### What to work on:
Among the lines below, return each one that contains the word "amount".

### Given information:
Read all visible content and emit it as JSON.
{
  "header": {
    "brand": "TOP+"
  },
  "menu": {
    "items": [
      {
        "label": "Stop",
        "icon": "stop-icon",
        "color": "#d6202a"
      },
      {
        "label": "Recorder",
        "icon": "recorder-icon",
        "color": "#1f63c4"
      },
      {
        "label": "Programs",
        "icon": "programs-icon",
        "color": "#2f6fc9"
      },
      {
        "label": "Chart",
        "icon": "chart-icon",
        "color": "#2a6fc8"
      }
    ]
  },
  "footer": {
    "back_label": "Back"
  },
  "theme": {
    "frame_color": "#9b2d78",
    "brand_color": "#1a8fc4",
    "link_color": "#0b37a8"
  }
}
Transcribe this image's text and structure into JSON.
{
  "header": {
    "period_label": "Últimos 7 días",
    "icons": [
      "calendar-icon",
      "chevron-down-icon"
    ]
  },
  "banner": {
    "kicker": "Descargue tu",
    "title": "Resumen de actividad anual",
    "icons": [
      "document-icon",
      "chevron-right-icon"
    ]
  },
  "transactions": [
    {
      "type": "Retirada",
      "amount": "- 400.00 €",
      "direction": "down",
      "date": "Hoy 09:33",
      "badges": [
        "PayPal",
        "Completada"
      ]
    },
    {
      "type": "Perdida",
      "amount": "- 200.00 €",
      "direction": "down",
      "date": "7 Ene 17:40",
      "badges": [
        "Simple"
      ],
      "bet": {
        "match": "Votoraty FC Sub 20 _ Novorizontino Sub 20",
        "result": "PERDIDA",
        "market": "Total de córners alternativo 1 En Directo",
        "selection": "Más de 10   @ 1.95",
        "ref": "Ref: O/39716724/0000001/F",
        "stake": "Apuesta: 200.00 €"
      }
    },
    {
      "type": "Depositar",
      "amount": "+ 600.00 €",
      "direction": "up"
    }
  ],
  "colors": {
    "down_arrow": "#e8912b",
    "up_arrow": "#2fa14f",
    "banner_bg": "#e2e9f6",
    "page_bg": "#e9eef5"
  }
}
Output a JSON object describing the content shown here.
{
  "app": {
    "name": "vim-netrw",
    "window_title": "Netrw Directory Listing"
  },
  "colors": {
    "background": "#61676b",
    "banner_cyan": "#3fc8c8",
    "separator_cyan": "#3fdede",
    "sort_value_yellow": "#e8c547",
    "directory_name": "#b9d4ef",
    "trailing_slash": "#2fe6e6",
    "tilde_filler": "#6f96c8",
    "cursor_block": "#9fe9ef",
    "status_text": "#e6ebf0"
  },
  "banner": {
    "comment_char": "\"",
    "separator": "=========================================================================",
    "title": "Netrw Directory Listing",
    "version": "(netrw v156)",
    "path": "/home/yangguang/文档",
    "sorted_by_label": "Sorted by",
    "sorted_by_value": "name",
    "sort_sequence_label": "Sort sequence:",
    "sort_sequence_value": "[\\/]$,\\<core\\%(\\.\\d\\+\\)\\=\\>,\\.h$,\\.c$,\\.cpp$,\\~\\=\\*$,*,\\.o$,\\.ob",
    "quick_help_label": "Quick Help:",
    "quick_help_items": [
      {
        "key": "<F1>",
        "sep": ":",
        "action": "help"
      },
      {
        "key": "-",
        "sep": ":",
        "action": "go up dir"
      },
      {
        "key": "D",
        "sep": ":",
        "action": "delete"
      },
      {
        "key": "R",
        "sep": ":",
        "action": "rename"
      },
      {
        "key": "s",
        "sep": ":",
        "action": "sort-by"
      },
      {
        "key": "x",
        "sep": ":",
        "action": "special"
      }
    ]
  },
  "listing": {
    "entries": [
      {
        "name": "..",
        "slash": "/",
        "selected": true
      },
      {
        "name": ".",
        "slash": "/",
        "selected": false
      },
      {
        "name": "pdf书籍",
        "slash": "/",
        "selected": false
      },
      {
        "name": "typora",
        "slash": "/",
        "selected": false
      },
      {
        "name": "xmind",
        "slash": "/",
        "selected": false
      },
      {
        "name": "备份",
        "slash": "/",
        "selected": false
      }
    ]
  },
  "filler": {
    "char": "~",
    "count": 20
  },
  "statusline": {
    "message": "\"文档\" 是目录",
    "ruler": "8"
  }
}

### Result of this task:
      "amount": "- 400.00 €",
      "amount": "- 200.00 €",
      "amount": "+ 600.00 €",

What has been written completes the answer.